[THE PROBLEM]:
Could you please output all of the data exactly, without the images?

Saved data entries:
⁂
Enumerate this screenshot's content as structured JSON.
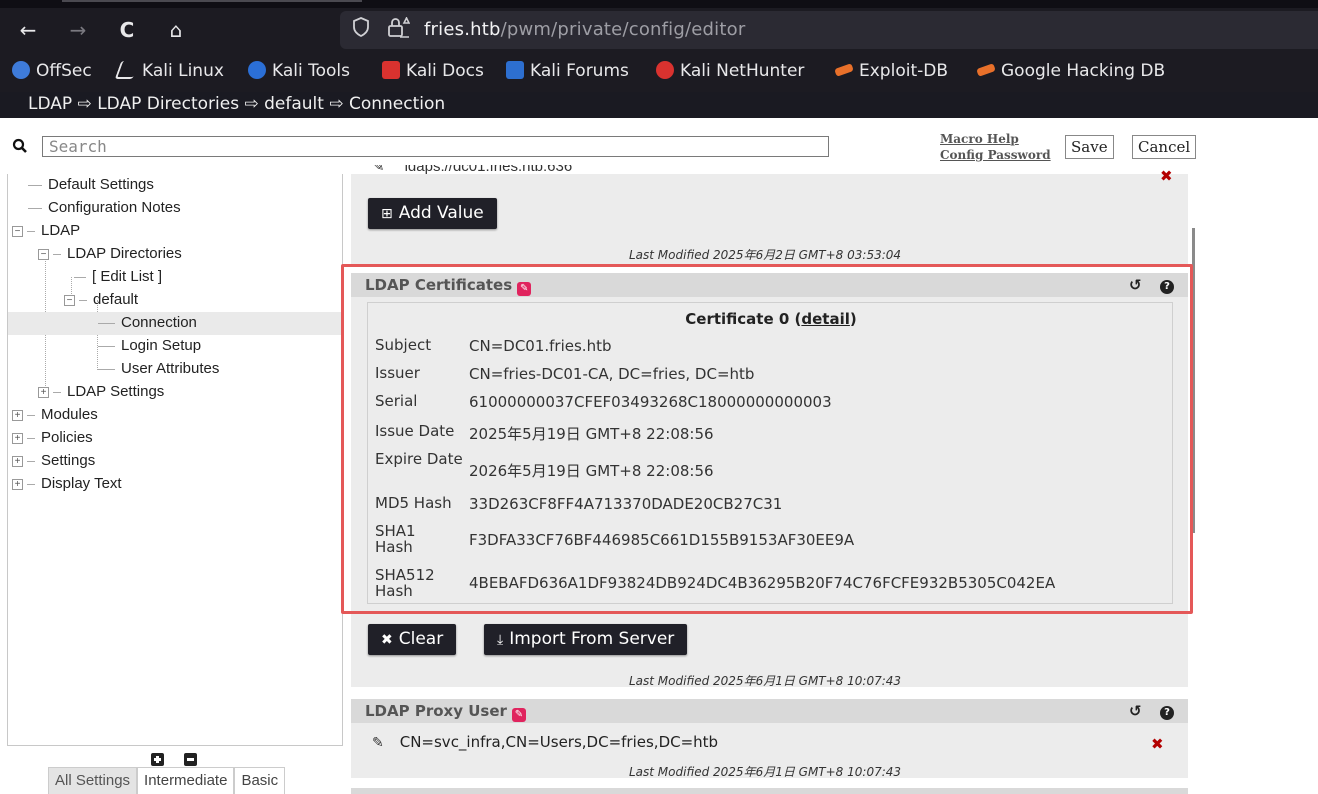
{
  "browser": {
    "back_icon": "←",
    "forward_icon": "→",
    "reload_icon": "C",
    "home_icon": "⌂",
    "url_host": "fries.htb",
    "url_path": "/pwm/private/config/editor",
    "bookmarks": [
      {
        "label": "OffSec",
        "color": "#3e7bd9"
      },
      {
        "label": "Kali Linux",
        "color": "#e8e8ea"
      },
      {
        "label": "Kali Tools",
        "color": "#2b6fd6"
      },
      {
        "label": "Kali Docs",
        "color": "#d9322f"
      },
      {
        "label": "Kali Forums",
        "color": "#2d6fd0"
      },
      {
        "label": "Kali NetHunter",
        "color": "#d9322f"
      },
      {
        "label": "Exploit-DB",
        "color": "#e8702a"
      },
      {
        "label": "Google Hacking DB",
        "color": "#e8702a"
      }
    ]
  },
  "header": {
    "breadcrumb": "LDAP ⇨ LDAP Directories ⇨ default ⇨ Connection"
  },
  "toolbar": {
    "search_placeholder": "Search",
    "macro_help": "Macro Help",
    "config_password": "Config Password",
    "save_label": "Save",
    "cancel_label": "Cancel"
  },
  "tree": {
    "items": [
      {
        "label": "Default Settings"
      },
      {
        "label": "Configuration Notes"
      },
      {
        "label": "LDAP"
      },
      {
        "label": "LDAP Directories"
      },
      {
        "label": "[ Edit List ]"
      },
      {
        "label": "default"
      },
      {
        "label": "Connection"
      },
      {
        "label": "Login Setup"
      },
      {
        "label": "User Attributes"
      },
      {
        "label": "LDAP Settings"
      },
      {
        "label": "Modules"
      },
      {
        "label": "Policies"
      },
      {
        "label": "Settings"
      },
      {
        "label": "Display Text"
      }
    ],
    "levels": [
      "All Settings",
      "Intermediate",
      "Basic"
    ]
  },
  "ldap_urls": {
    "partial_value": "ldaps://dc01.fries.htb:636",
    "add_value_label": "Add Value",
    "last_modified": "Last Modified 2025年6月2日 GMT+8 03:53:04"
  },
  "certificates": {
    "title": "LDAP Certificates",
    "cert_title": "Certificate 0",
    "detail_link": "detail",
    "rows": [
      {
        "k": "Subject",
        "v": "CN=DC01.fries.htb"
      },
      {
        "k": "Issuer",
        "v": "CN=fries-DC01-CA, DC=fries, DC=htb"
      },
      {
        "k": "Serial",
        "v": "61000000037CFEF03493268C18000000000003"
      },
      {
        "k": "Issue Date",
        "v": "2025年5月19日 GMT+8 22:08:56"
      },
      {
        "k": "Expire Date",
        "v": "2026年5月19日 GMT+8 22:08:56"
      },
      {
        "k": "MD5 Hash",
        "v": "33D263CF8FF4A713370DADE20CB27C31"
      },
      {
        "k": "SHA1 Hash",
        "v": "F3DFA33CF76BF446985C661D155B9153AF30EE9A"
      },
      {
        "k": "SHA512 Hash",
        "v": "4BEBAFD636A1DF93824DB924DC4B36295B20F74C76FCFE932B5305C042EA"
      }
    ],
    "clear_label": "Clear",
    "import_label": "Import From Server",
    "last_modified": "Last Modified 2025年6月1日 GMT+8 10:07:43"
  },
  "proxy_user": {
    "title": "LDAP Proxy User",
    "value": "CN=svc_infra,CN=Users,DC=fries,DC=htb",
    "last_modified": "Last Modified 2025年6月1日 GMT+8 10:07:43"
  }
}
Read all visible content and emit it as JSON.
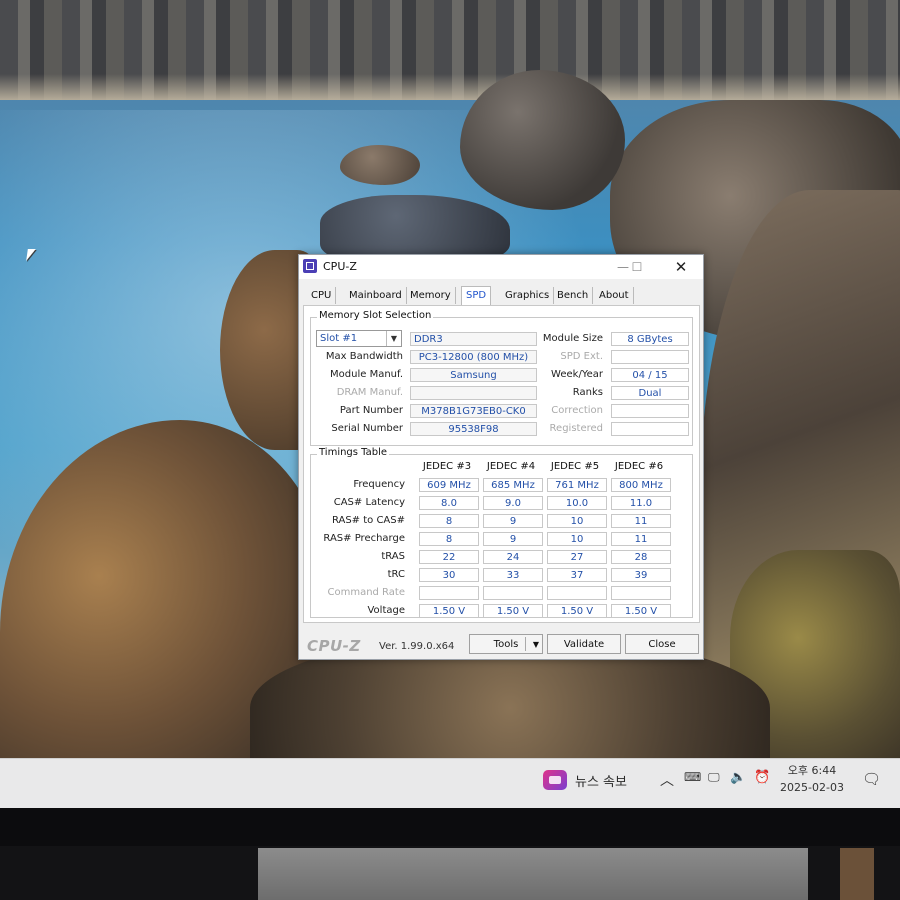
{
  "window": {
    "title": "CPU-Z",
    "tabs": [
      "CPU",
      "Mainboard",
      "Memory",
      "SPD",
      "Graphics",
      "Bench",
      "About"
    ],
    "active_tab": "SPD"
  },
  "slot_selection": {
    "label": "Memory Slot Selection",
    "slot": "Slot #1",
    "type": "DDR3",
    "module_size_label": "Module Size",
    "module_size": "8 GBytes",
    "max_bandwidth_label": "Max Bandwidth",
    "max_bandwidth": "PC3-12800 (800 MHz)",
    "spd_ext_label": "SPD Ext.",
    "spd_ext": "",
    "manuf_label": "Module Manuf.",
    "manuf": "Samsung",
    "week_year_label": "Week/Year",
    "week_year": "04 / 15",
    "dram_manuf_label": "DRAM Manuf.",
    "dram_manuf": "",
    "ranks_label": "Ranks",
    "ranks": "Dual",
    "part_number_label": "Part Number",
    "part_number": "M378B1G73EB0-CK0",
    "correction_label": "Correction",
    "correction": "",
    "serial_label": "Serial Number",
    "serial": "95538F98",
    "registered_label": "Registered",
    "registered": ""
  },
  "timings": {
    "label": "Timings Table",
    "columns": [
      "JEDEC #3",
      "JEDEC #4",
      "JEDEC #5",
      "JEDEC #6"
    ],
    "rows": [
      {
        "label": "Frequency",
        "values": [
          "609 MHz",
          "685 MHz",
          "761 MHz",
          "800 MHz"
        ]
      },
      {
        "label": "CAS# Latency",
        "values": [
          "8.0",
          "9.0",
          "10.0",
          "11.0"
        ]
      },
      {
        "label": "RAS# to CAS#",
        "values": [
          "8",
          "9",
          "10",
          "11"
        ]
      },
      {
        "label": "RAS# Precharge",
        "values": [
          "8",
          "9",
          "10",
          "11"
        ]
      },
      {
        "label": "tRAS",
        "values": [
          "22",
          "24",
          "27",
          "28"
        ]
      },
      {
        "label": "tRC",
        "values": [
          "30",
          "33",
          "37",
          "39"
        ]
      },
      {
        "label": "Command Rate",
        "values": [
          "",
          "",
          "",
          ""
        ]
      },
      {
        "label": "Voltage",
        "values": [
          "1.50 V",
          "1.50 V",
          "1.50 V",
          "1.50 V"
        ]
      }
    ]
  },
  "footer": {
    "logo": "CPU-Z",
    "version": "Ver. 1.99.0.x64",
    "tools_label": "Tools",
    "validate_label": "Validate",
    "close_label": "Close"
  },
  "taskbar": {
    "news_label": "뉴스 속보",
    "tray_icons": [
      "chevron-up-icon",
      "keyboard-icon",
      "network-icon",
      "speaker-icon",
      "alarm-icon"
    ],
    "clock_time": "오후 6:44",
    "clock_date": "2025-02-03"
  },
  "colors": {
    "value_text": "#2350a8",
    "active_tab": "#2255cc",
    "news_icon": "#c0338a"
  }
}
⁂
[EXERCISE OUTPUT]:
Enumerate this screenshot's content as structured JSON.
{
  "browser": {
    "back_icon": "←",
    "forward_icon": "→",
    "reload_icon": "C",
    "home_icon": "⌂",
    "url_host": "fries.htb",
    "url_path": "/pwm/private/config/editor",
    "bookmarks": [
      {
        "label": "OffSec",
        "color": "#3e7bd9"
      },
      {
        "label": "Kali Linux",
        "color": "#e8e8ea"
      },
      {
        "label": "Kali Tools",
        "color": "#2b6fd6"
      },
      {
        "label": "Kali Docs",
        "color": "#d9322f"
      },
      {
        "label": "Kali Forums",
        "color": "#2d6fd0"
      },
      {
        "label": "Kali NetHunter",
        "color": "#d9322f"
      },
      {
        "label": "Exploit-DB",
        "color": "#e8702a"
      },
      {
        "label": "Google Hacking DB",
        "color": "#e8702a"
      }
    ]
  },
  "header": {
    "breadcrumb": "LDAP ⇨ LDAP Directories ⇨ default ⇨ Connection"
  },
  "toolbar": {
    "search_placeholder": "Search",
    "macro_help": "Macro Help",
    "config_password": "Config Password",
    "save_label": "Save",
    "cancel_label": "Cancel"
  },
  "tree": {
    "items": [
      {
        "label": "Default Settings"
      },
      {
        "label": "Configuration Notes"
      },
      {
        "label": "LDAP"
      },
      {
        "label": "LDAP Directories"
      },
      {
        "label": "[ Edit List ]"
      },
      {
        "label": "default"
      },
      {
        "label": "Connection"
      },
      {
        "label": "Login Setup"
      },
      {
        "label": "User Attributes"
      },
      {
        "label": "LDAP Settings"
      },
      {
        "label": "Modules"
      },
      {
        "label": "Policies"
      },
      {
        "label": "Settings"
      },
      {
        "label": "Display Text"
      }
    ],
    "levels": [
      "All Settings",
      "Intermediate",
      "Basic"
    ]
  },
  "ldap_urls": {
    "partial_value": "ldaps://dc01.fries.htb:636",
    "add_value_label": "Add Value",
    "last_modified": "Last Modified 2025年6月2日 GMT+8 03:53:04"
  },
  "certificates": {
    "title": "LDAP Certificates",
    "cert_title": "Certificate 0",
    "detail_link": "detail",
    "rows": [
      {
        "k": "Subject",
        "v": "CN=DC01.fries.htb"
      },
      {
        "k": "Issuer",
        "v": "CN=fries-DC01-CA, DC=fries, DC=htb"
      },
      {
        "k": "Serial",
        "v": "61000000037CFEF03493268C18000000000003"
      },
      {
        "k": "Issue Date",
        "v": "2025年5月19日 GMT+8 22:08:56"
      },
      {
        "k": "Expire Date",
        "v": "2026年5月19日 GMT+8 22:08:56"
      },
      {
        "k": "MD5 Hash",
        "v": "33D263CF8FF4A713370DADE20CB27C31"
      },
      {
        "k": "SHA1 Hash",
        "v": "F3DFA33CF76BF446985C661D155B9153AF30EE9A"
      },
      {
        "k": "SHA512 Hash",
        "v": "4BEBAFD636A1DF93824DB924DC4B36295B20F74C76FCFE932B5305C042EA"
      }
    ],
    "clear_label": "Clear",
    "import_label": "Import From Server",
    "last_modified": "Last Modified 2025年6月1日 GMT+8 10:07:43"
  },
  "proxy_user": {
    "title": "LDAP Proxy User",
    "value": "CN=svc_infra,CN=Users,DC=fries,DC=htb",
    "last_modified": "Last Modified 2025年6月1日 GMT+8 10:07:43"
  }
}
Read all visible content and emit it as JSON.
{
  "window": {
    "title": "CPU-Z",
    "tabs": [
      "CPU",
      "Mainboard",
      "Memory",
      "SPD",
      "Graphics",
      "Bench",
      "About"
    ],
    "active_tab": "SPD"
  },
  "slot_selection": {
    "label": "Memory Slot Selection",
    "slot": "Slot #1",
    "type": "DDR3",
    "module_size_label": "Module Size",
    "module_size": "8 GBytes",
    "max_bandwidth_label": "Max Bandwidth",
    "max_bandwidth": "PC3-12800 (800 MHz)",
    "spd_ext_label": "SPD Ext.",
    "spd_ext": "",
    "manuf_label": "Module Manuf.",
    "manuf": "Samsung",
    "week_year_label": "Week/Year",
    "week_year": "04 / 15",
    "dram_manuf_label": "DRAM Manuf.",
    "dram_manuf": "",
    "ranks_label": "Ranks",
    "ranks": "Dual",
    "part_number_label": "Part Number",
    "part_number": "M378B1G73EB0-CK0",
    "correction_label": "Correction",
    "correction": "",
    "serial_label": "Serial Number",
    "serial": "95538F98",
    "registered_label": "Registered",
    "registered": ""
  },
  "timings": {
    "label": "Timings Table",
    "columns": [
      "JEDEC #3",
      "JEDEC #4",
      "JEDEC #5",
      "JEDEC #6"
    ],
    "rows": [
      {
        "label": "Frequency",
        "values": [
          "609 MHz",
          "685 MHz",
          "761 MHz",
          "800 MHz"
        ]
      },
      {
        "label": "CAS# Latency",
        "values": [
          "8.0",
          "9.0",
          "10.0",
          "11.0"
        ]
      },
      {
        "label": "RAS# to CAS#",
        "values": [
          "8",
          "9",
          "10",
          "11"
        ]
      },
      {
        "label": "RAS# Precharge",
        "values": [
          "8",
          "9",
          "10",
          "11"
        ]
      },
      {
        "label": "tRAS",
        "values": [
          "22",
          "24",
          "27",
          "28"
        ]
      },
      {
        "label": "tRC",
        "values": [
          "30",
          "33",
          "37",
          "39"
        ]
      },
      {
        "label": "Command Rate",
        "values": [
          "",
          "",
          "",
          ""
        ]
      },
      {
        "label": "Voltage",
        "values": [
          "1.50 V",
          "1.50 V",
          "1.50 V",
          "1.50 V"
        ]
      }
    ]
  },
  "footer": {
    "logo": "CPU-Z",
    "version": "Ver. 1.99.0.x64",
    "tools_label": "Tools",
    "validate_label": "Validate",
    "close_label": "Close"
  },
  "taskbar": {
    "news_label": "뉴스 속보",
    "tray_icons": [
      "chevron-up-icon",
      "keyboard-icon",
      "network-icon",
      "speaker-icon",
      "alarm-icon"
    ],
    "clock_time": "오후 6:44",
    "clock_date": "2025-02-03"
  },
  "colors": {
    "value_text": "#2350a8",
    "active_tab": "#2255cc",
    "news_icon": "#c0338a"
  }
}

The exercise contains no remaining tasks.